▸ **The problem**
With the string "structured" as the filter, copy each matching line from the records.

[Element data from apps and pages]
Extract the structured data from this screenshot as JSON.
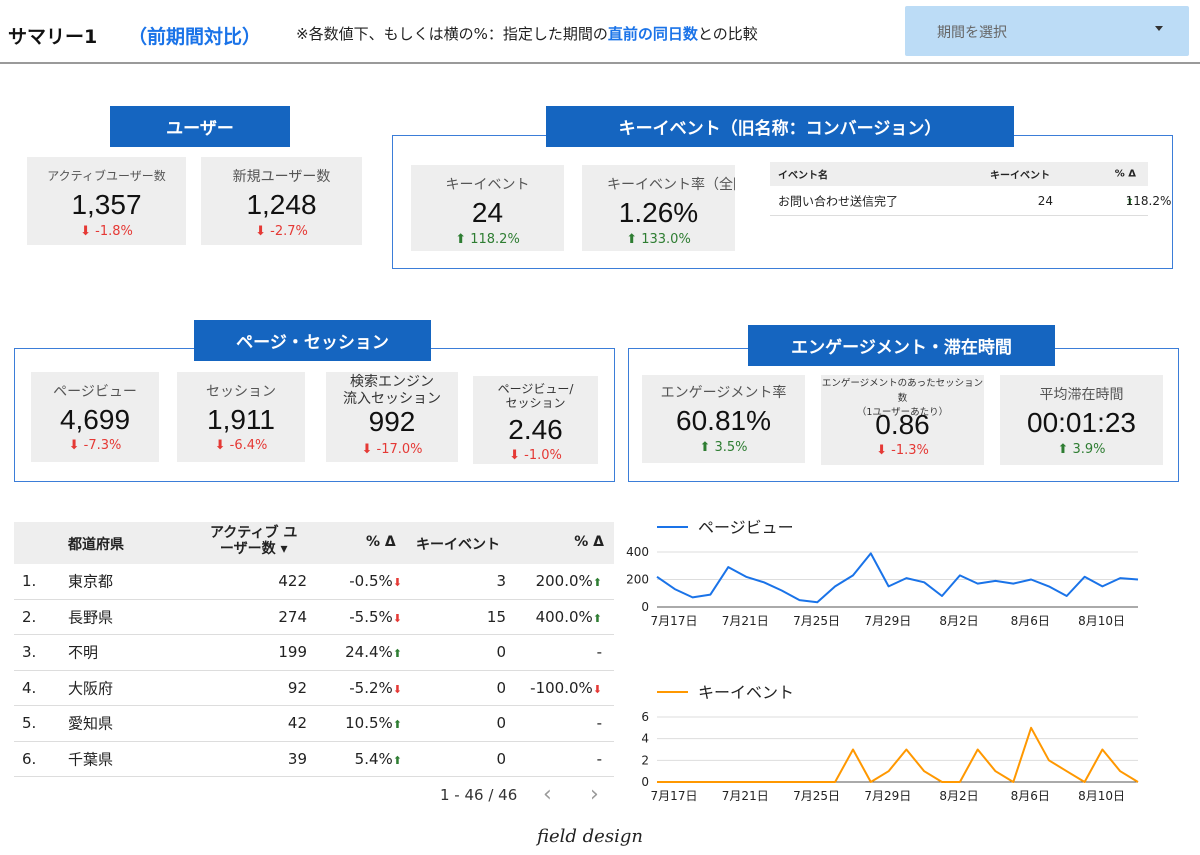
{
  "header": {
    "title": "サマリー1",
    "subtitle": "（前期間対比）",
    "note_prefix": "※各数値下、もしくは横の%：指定した期間の",
    "note_em": "直前の同日数",
    "note_suffix": "との比較",
    "period_label": "期間を選択"
  },
  "colors": {
    "accent": "#1565c0",
    "down": "#e53935",
    "up": "#2e7d32",
    "pageview_line": "#1a73e8",
    "keyevent_line": "#ff9800"
  },
  "users": {
    "section": "ユーザー",
    "cards": [
      {
        "label": "アクティブユーザー数",
        "value": "1,357",
        "change": "-1.8%",
        "dir": "down"
      },
      {
        "label": "新規ユーザー数",
        "value": "1,248",
        "change": "-2.7%",
        "dir": "down"
      }
    ]
  },
  "keyevents": {
    "section": "キーイベント（旧名称：コンバージョン）",
    "cards": [
      {
        "label": "キーイベント",
        "value": "24",
        "change": "118.2%",
        "dir": "up"
      },
      {
        "label": "キーイベント率（全回数）",
        "value": "1.26%",
        "change": "133.0%",
        "dir": "up"
      }
    ],
    "table": {
      "headers": [
        "イベント名",
        "キーイベント",
        "% Δ"
      ],
      "rows": [
        {
          "name": "お問い合わせ送信完了",
          "count": "24",
          "delta": "118.2%"
        }
      ]
    }
  },
  "pages": {
    "section": "ページ・セッション",
    "cards": [
      {
        "label": "ページビュー",
        "value": "4,699",
        "change": "-7.3%",
        "dir": "down"
      },
      {
        "label": "セッション",
        "value": "1,911",
        "change": "-6.4%",
        "dir": "down"
      },
      {
        "label": "検索エンジン\n流入セッション",
        "value": "992",
        "change": "-17.0%",
        "dir": "down"
      },
      {
        "label": "ページビュー/\nセッション",
        "value": "2.46",
        "change": "-1.0%",
        "dir": "down"
      }
    ]
  },
  "engagement": {
    "section": "エンゲージメント・滞在時間",
    "cards": [
      {
        "label": "エンゲージメント率",
        "value": "60.81%",
        "change": "3.5%",
        "dir": "up"
      },
      {
        "label": "エンゲージメントのあったセッション数\n（1ユーザーあたり）",
        "value": "0.86",
        "change": "-1.3%",
        "dir": "down"
      },
      {
        "label": "平均滞在時間",
        "value": "00:01:23",
        "change": "3.9%",
        "dir": "up"
      }
    ]
  },
  "geo_table": {
    "headers": {
      "pref": "都道府県",
      "users": "アクティブ ユ\nーザー数 ▾",
      "delta1": "% Δ",
      "events": "キーイベント",
      "delta2": "% Δ"
    },
    "rows": [
      {
        "rank": "1.",
        "pref": "東京都",
        "users": "422",
        "d1": "-0.5%",
        "d1dir": "down",
        "events": "3",
        "d2": "200.0%",
        "d2dir": "up"
      },
      {
        "rank": "2.",
        "pref": "長野県",
        "users": "274",
        "d1": "-5.5%",
        "d1dir": "down",
        "events": "15",
        "d2": "400.0%",
        "d2dir": "up"
      },
      {
        "rank": "3.",
        "pref": "不明",
        "users": "199",
        "d1": "24.4%",
        "d1dir": "up",
        "events": "0",
        "d2": "-",
        "d2dir": ""
      },
      {
        "rank": "4.",
        "pref": "大阪府",
        "users": "92",
        "d1": "-5.2%",
        "d1dir": "down",
        "events": "0",
        "d2": "-100.0%",
        "d2dir": "down"
      },
      {
        "rank": "5.",
        "pref": "愛知県",
        "users": "42",
        "d1": "10.5%",
        "d1dir": "up",
        "events": "0",
        "d2": "-",
        "d2dir": ""
      },
      {
        "rank": "6.",
        "pref": "千葉県",
        "users": "39",
        "d1": "5.4%",
        "d1dir": "up",
        "events": "0",
        "d2": "-",
        "d2dir": ""
      }
    ],
    "pager": "1 - 46 / 46"
  },
  "chart_data": [
    {
      "type": "line",
      "x": [
        "7月17日",
        "7月18日",
        "7月19日",
        "7月20日",
        "7月21日",
        "7月22日",
        "7月23日",
        "7月24日",
        "7月25日",
        "7月26日",
        "7月27日",
        "7月28日",
        "7月29日",
        "7月30日",
        "7月31日",
        "8月1日",
        "8月2日",
        "8月3日",
        "8月4日",
        "8月5日",
        "8月6日",
        "8月7日",
        "8月8日",
        "8月9日",
        "8月10日",
        "8月11日",
        "8月12日",
        "8月13日"
      ],
      "x_ticks": [
        "7月17日",
        "7月21日",
        "7月25日",
        "7月29日",
        "8月2日",
        "8月6日",
        "8月10日"
      ],
      "series": [
        {
          "name": "ページビュー",
          "values": [
            220,
            130,
            70,
            90,
            290,
            220,
            180,
            120,
            50,
            35,
            150,
            230,
            390,
            150,
            210,
            180,
            80,
            230,
            170,
            190,
            170,
            200,
            150,
            80,
            220,
            150,
            210,
            200
          ]
        }
      ],
      "ylim": [
        0,
        400
      ],
      "yticks": [
        0,
        200,
        400
      ]
    },
    {
      "type": "line",
      "x": [
        "7月17日",
        "7月18日",
        "7月19日",
        "7月20日",
        "7月21日",
        "7月22日",
        "7月23日",
        "7月24日",
        "7月25日",
        "7月26日",
        "7月27日",
        "7月28日",
        "7月29日",
        "7月30日",
        "7月31日",
        "8月1日",
        "8月2日",
        "8月3日",
        "8月4日",
        "8月5日",
        "8月6日",
        "8月7日",
        "8月8日",
        "8月9日",
        "8月10日",
        "8月11日",
        "8月12日",
        "8月13日"
      ],
      "x_ticks": [
        "7月17日",
        "7月21日",
        "7月25日",
        "7月29日",
        "8月2日",
        "8月6日",
        "8月10日"
      ],
      "series": [
        {
          "name": "キーイベント",
          "values": [
            0,
            0,
            0,
            0,
            0,
            0,
            0,
            0,
            0,
            0,
            0,
            3,
            0,
            1,
            3,
            1,
            0,
            0,
            3,
            1,
            0,
            5,
            2,
            1,
            0,
            3,
            1,
            0
          ]
        }
      ],
      "ylim": [
        0,
        6
      ],
      "yticks": [
        0,
        2,
        4,
        6
      ]
    }
  ],
  "logo": "field design"
}
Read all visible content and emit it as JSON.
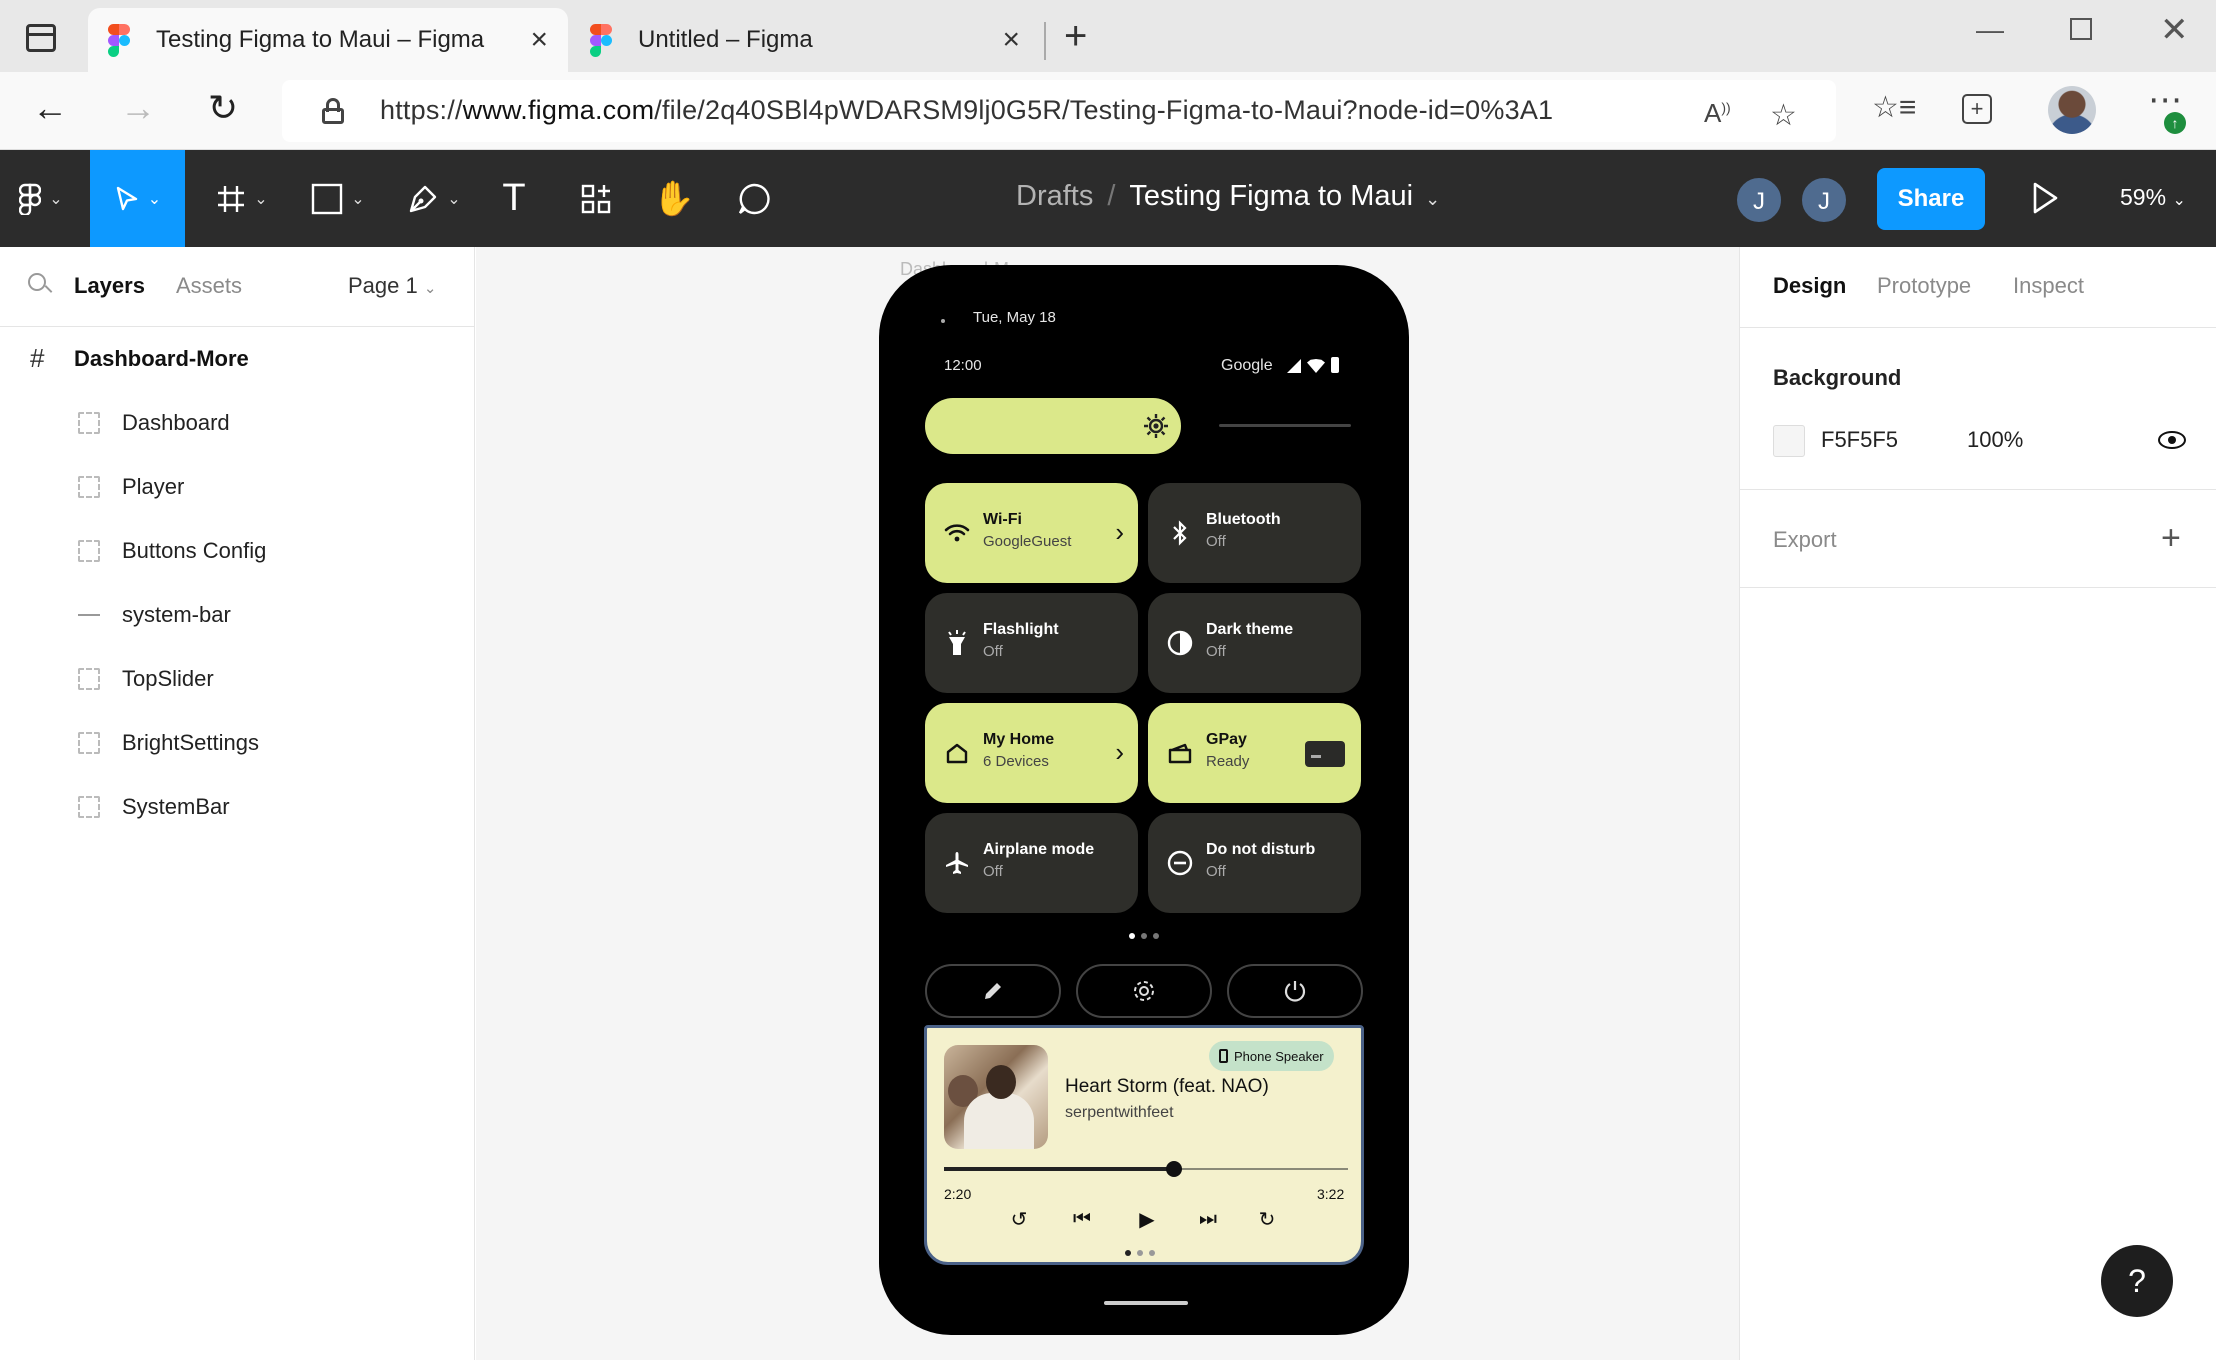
{
  "browser": {
    "tabs": [
      {
        "title": "Testing Figma to Maui – Figma",
        "active": true
      },
      {
        "title": "Untitled – Figma",
        "active": false
      }
    ],
    "url_prefix": "https://",
    "url_host": "www.figma.com",
    "url_path": "/file/2q40SBl4pWDARSM9lj0G5R/Testing-Figma-to-Maui?node-id=0%3A1"
  },
  "toolbar": {
    "breadcrumb_root": "Drafts",
    "breadcrumb_sep": "/",
    "file_name": "Testing Figma to Maui",
    "users": [
      "J",
      "J"
    ],
    "share_label": "Share",
    "zoom": "59%"
  },
  "layers_panel": {
    "tabs": [
      "Layers",
      "Assets"
    ],
    "page": "Page 1",
    "root": "Dashboard-More",
    "items": [
      "Dashboard",
      "Player",
      "Buttons Config",
      "system-bar",
      "TopSlider",
      "BrightSettings",
      "SystemBar"
    ]
  },
  "canvas": {
    "frame_label": "Dashboard-More",
    "phone": {
      "date": "Tue, May 18",
      "time": "12:00",
      "carrier": "Google",
      "brightness": 0.6,
      "tiles": [
        {
          "title": "Wi-Fi",
          "sub": "GoogleGuest",
          "state": "on"
        },
        {
          "title": "Bluetooth",
          "sub": "Off",
          "state": "off"
        },
        {
          "title": "Flashlight",
          "sub": "Off",
          "state": "off"
        },
        {
          "title": "Dark theme",
          "sub": "Off",
          "state": "off"
        },
        {
          "title": "My Home",
          "sub": "6 Devices",
          "state": "on"
        },
        {
          "title": "GPay",
          "sub": "Ready",
          "state": "on"
        },
        {
          "title": "Airplane mode",
          "sub": "Off",
          "state": "off"
        },
        {
          "title": "Do not disturb",
          "sub": "Off",
          "state": "off"
        }
      ],
      "player": {
        "output": "Phone Speaker",
        "title": "Heart Storm (feat. NAO)",
        "artist": "serpentwithfeet",
        "elapsed": "2:20",
        "duration": "3:22",
        "progress": 0.57
      }
    }
  },
  "design_panel": {
    "tabs": [
      "Design",
      "Prototype",
      "Inspect"
    ],
    "background_title": "Background",
    "bg_hex": "F5F5F5",
    "bg_opacity": "100%",
    "export_label": "Export",
    "help": "?"
  },
  "colors": {
    "accent": "#0d99ff",
    "tile_on": "#dbe88a",
    "tile_off": "#2e2e2a",
    "player_bg": "#f4f1cd"
  }
}
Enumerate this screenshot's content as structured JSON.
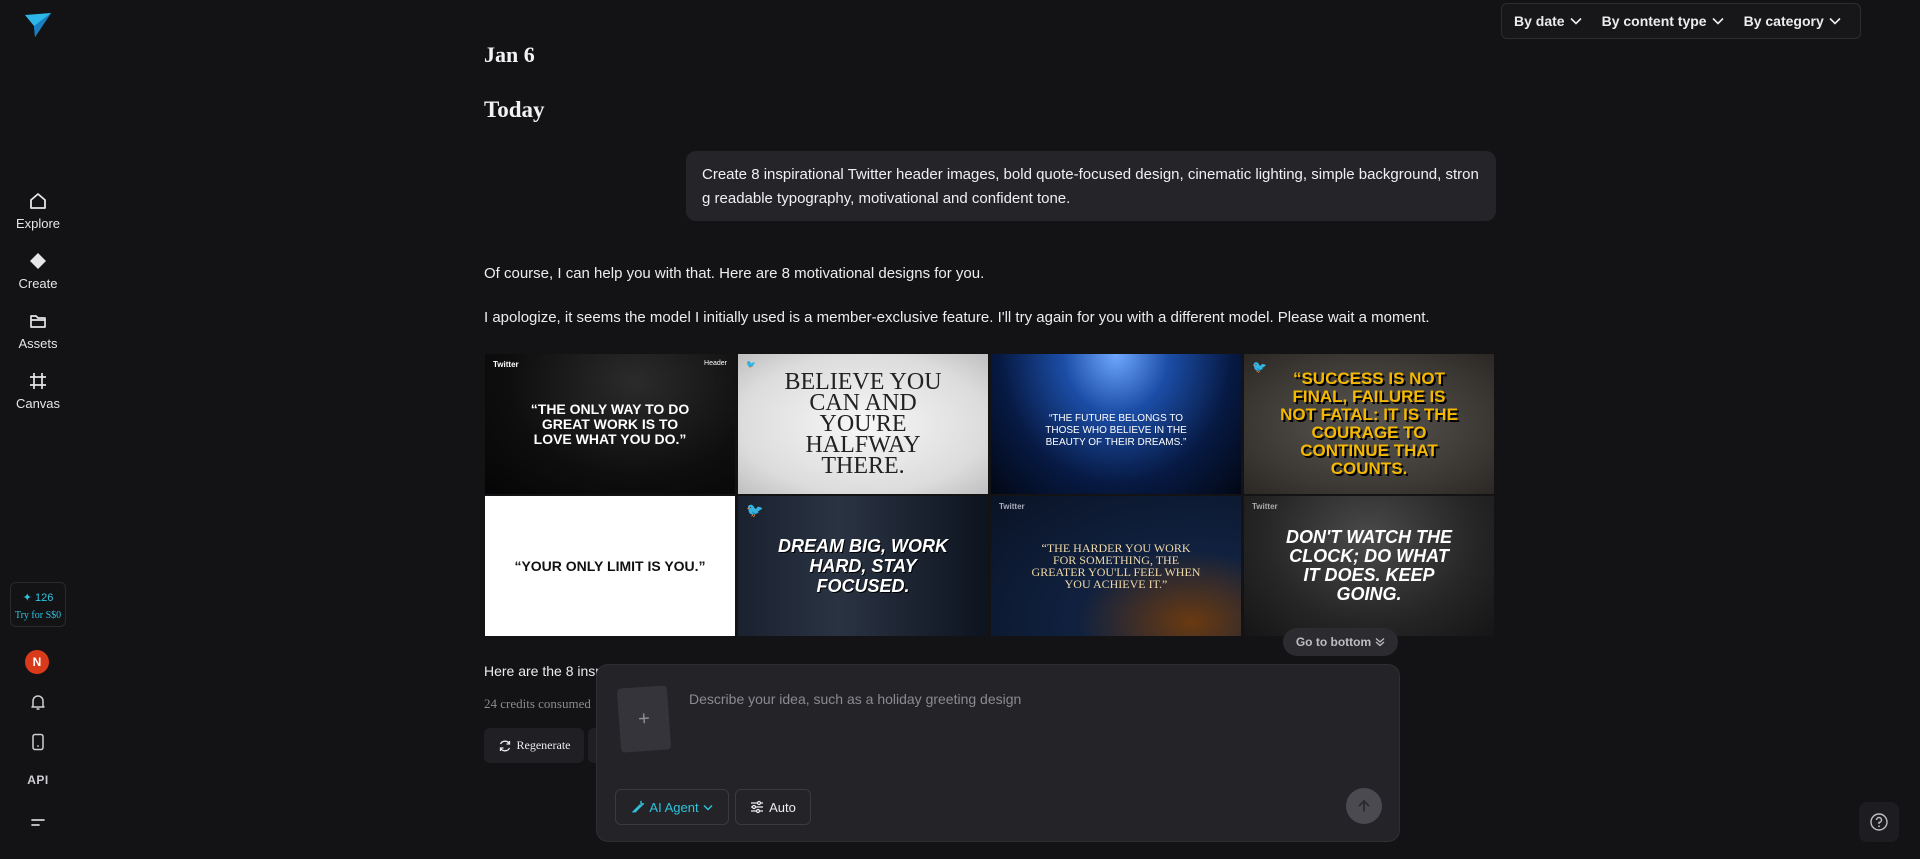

▸ **Result of this task**
Extract the structured data from this screenshot as JSON.
Enumerate this screenshot's content as structured JSON.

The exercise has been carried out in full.